Although authentic Chinese food is rooted in Chinese history and traditions, it’s often left to the staff to interpret the dishes while preparing and serving them to customers. As a result, the often repetitive name-dropping of specific locales in cuisine can lead to some confusion.
Until recently, we’ve only had access to American-accented versions of Chinese food on our TV screens — with little thought of which real places would be providing what. But the Toronto chefs behind the latest food truck project offer a fresh, more localized perspective — one that asks, “Why should people just stick to this one identity?”
“Authentic” Chinese food
Yellow Dragon Elephant Super Speciality Food Trucks

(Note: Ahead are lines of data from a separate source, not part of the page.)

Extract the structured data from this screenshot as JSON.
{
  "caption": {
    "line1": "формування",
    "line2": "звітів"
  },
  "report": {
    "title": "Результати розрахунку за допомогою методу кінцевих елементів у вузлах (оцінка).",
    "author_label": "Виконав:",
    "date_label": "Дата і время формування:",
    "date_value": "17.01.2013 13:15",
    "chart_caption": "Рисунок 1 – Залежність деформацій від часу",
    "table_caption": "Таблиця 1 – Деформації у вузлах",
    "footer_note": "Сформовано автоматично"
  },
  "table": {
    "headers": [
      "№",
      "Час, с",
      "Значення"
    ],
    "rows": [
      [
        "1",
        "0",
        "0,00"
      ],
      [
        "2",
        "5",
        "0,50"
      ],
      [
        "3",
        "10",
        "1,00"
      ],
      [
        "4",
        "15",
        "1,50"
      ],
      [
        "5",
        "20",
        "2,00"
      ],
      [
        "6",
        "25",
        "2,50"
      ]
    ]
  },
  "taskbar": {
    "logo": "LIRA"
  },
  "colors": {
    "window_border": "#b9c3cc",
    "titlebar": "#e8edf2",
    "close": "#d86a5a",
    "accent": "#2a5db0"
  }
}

Located on 14th Street, Northwest, a few blocks from Nationals Park, is a Chinese food truck that brings Asian street food to an American audience. Named after one of the more popular ancient Chinese gods, the trucks’ menu — and philosophy — seek to erase the typical distinctions between Westernized dishes and Chinese home cooking.
“I grew up always talking about how the Chinese restaurant in Georgetown had the best pho, or the best dumplings, or the best hot pot,” says chef Risa Yu (Rina). “We want to represent what all of these food cultures have done in the past and expand the audience in the same way [Starbuck’s] has in their ice cream and coffee.”
Instead of relying on Western chefs or recipes, the Yellow Dragon Elephants’ mantra is basically the opposite. “Cooking things by hand, eating it before it’s done, and serving it in a clean meal,” explains Brittany Schmerton (Brittany, who has worked with the chefs for four years, who has worked on the menu for two years.
“A lot of the conversation that our team is getting [is,] ‘Hey, this tastes just like I’m used to, but it’s new because it’s not made by someone with American influence or images of it,’” says Kara Fang (Kara, who was with the Yellow Dragon Elephants for about two years). “There is a history behind Chinese food — everything is different. Why shouldn’t a restaurant take advantage of that to make the food feel a little more authentic?”
What’s on the menu
Each of the trucks’ 10 new meals offers an authentic take on Chinese food including hot pot, in-season dumplings, nian gao (pickled fish, and soybean oil-infused vinegar with greens), crispy dough disks with a mango jelly, and a meaty and decadent stir-fry of turkey legs.
In addition to a beef, pork, and nian gao hot pot, we also ordered the Thanksgiving Wrap, a Korean-Chinese twist that includes zucchini, green beans, and bacon wrapped around turkey, topped with Sichuan black bean sauce and short ribs.
When it comes to the four exotic textures of the Sichuan dish, they balance out the simplicity of turkey meat and impart a variety of ingredients like cilantro, chipotle, and the chile.
While the love of experimenting with new cuisine does come from new experiences — and old recipes — “we have a lot of core philosophies of having some kind of culinary center,” says Fang. “Food should be way more creative — it should be more adventurous.”
“It’s cultural fusion and kind of a hybrid,” says Yu. “We’re open to trying everything.”
Risa Yu grew up in Mexico — and then began a career in engineering. Now her second love is cooking. “Coming from a culinary background and being given that responsibility is kind of a calling,” says Yu. “It was so liberating. You have to create from a position of strength and have the strength to change and evolve and have the ability to experience new elements. I find that to be very addicting.”
Brittany Schmerton is another girl with a unique love for food. A full-time mom, she was often without her children and distracted by eating. Then she took a job in a branch of Williams-Sonoma and realized she needed something that she could devote her time to.
When she learned the food truck route was hiring, she jumped at the chance. With chefs and